**EXERCISE PROMPT**
Scan the data below and pick out the lines containing the word "title".
+===+
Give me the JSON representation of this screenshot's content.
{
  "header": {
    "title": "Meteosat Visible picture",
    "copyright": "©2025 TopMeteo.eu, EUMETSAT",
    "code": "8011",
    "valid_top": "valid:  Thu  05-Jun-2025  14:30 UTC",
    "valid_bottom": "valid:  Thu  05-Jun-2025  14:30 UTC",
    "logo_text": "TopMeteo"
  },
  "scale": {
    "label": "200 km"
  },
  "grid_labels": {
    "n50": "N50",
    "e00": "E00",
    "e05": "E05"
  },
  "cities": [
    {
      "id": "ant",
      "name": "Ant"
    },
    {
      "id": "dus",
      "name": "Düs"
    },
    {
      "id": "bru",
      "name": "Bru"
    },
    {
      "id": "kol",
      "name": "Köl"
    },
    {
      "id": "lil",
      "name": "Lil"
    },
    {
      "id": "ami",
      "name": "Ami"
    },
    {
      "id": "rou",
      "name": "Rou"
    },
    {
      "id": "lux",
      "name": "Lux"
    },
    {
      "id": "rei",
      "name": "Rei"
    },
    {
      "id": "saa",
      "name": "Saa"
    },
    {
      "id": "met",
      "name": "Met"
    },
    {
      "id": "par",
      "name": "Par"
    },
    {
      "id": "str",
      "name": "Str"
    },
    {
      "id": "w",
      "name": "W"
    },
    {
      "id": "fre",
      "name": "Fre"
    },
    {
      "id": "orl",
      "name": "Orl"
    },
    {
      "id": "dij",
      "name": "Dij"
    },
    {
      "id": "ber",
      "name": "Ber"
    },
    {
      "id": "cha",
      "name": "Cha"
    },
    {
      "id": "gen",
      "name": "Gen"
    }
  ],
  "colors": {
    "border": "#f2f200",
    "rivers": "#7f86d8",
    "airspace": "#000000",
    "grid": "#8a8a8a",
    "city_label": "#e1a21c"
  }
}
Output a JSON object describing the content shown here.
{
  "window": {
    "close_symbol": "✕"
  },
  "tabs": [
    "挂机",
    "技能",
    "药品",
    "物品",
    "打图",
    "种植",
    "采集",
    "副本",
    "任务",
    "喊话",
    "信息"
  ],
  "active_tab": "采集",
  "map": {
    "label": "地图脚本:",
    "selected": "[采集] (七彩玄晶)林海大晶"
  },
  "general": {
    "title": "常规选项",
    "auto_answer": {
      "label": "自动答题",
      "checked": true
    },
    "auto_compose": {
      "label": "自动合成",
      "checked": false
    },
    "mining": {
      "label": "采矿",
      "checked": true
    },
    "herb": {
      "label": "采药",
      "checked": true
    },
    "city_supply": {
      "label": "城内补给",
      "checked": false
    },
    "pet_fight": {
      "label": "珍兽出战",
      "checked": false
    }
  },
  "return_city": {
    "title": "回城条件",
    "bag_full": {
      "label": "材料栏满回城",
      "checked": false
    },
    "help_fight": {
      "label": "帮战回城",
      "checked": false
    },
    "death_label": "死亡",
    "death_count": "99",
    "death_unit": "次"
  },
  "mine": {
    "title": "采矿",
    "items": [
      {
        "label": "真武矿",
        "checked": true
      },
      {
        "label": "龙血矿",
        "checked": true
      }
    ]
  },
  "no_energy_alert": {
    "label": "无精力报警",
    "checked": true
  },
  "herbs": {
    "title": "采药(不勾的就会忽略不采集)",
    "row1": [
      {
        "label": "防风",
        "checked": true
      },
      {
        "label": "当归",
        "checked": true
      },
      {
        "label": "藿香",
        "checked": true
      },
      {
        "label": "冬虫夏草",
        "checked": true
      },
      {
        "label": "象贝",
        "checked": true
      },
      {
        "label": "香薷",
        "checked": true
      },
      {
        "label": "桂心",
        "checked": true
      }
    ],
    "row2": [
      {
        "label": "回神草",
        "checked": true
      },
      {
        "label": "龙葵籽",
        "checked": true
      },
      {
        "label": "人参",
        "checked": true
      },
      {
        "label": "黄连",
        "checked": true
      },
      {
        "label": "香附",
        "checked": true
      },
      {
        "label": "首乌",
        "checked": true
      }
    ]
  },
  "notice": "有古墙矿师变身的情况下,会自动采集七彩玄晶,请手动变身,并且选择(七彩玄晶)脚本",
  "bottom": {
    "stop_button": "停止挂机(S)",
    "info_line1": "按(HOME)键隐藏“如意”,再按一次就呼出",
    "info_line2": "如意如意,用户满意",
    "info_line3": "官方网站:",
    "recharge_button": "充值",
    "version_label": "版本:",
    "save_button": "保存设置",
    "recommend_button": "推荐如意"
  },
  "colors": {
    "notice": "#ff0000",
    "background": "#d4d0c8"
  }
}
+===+
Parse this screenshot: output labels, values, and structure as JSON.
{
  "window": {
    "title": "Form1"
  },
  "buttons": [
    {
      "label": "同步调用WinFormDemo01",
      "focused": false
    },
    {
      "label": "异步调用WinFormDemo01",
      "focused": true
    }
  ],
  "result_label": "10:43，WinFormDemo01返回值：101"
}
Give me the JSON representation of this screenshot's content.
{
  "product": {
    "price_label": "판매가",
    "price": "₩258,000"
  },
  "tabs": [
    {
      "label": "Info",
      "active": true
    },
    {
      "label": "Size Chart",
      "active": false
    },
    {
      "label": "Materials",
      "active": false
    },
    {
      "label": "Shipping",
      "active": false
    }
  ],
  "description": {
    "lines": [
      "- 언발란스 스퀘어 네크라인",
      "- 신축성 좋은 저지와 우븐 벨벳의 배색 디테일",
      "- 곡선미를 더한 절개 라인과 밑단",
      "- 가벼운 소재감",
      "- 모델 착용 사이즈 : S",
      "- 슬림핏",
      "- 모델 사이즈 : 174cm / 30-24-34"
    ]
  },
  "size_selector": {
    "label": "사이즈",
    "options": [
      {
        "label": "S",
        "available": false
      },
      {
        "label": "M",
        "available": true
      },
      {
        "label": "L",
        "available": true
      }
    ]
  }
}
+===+
**ANSWER TO THE PROBLEM**
    "title": "Meteosat Visible picture",
    "title": "常规选项",
    "title": "回城条件",
    "title": "采矿",
    "title": "采药(不勾的就会忽略不采集)",
    "title": "Form1"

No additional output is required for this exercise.